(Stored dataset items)

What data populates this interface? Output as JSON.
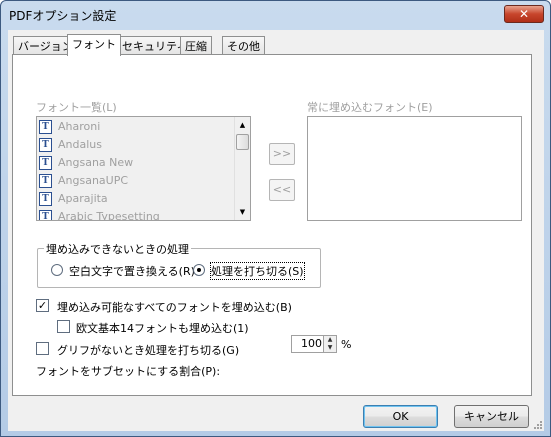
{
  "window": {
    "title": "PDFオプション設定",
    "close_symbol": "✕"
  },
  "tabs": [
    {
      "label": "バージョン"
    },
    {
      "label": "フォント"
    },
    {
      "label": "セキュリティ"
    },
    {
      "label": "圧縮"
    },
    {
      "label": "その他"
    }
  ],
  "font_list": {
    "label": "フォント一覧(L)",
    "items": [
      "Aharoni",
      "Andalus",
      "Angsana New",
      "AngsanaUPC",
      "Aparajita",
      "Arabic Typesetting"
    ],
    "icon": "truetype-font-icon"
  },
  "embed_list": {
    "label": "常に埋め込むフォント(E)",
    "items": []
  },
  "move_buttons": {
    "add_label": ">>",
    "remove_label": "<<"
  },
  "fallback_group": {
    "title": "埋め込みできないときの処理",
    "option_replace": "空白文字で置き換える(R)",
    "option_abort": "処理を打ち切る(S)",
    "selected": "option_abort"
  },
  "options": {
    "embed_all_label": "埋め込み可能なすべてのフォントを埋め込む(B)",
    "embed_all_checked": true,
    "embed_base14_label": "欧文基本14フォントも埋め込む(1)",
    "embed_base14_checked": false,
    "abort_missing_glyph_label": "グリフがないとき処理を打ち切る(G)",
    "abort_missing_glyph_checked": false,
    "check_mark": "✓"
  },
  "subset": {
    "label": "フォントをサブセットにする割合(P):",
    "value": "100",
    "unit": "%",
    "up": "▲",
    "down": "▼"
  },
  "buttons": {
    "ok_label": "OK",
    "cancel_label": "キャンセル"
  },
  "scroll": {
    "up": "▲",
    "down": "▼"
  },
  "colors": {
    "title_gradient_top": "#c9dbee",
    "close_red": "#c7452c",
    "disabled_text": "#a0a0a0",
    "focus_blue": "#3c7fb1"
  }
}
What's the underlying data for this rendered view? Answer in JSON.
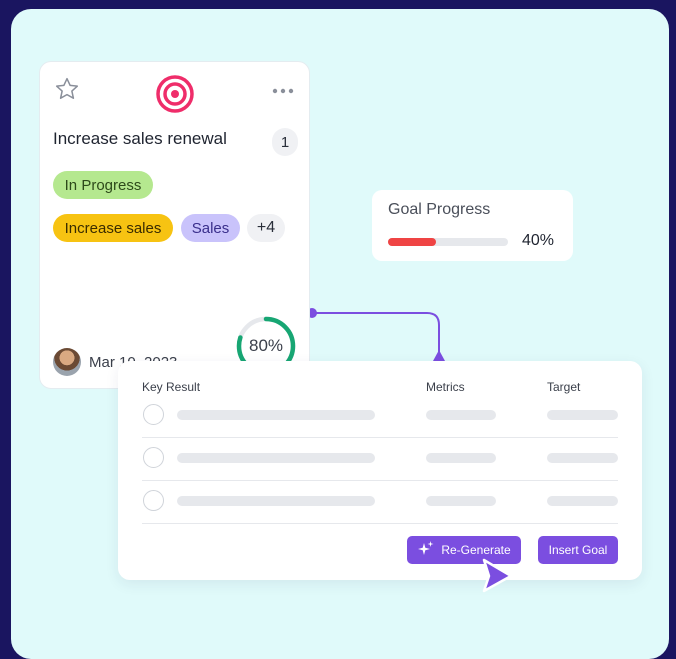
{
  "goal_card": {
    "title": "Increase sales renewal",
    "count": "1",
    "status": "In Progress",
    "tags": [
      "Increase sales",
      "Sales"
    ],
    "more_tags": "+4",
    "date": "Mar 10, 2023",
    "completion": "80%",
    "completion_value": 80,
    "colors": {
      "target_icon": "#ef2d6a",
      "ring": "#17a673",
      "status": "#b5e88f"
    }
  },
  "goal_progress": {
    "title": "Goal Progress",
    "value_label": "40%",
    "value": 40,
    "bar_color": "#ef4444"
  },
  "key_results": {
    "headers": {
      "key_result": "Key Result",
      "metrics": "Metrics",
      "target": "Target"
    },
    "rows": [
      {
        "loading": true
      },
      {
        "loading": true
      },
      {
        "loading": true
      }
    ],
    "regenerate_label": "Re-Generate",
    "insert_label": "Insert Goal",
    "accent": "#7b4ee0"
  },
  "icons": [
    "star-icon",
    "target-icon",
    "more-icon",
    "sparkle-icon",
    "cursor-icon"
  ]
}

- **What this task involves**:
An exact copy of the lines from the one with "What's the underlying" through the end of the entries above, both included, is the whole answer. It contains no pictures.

- **Answer to the exercise**:
What's the underlying data for this rendered view? Answer in JSON.
{
  "goal_card": {
    "title": "Increase sales renewal",
    "count": "1",
    "status": "In Progress",
    "tags": [
      "Increase sales",
      "Sales"
    ],
    "more_tags": "+4",
    "date": "Mar 10, 2023",
    "completion": "80%",
    "completion_value": 80,
    "colors": {
      "target_icon": "#ef2d6a",
      "ring": "#17a673",
      "status": "#b5e88f"
    }
  },
  "goal_progress": {
    "title": "Goal Progress",
    "value_label": "40%",
    "value": 40,
    "bar_color": "#ef4444"
  },
  "key_results": {
    "headers": {
      "key_result": "Key Result",
      "metrics": "Metrics",
      "target": "Target"
    },
    "rows": [
      {
        "loading": true
      },
      {
        "loading": true
      },
      {
        "loading": true
      }
    ],
    "regenerate_label": "Re-Generate",
    "insert_label": "Insert Goal",
    "accent": "#7b4ee0"
  },
  "icons": [
    "star-icon",
    "target-icon",
    "more-icon",
    "sparkle-icon",
    "cursor-icon"
  ]
}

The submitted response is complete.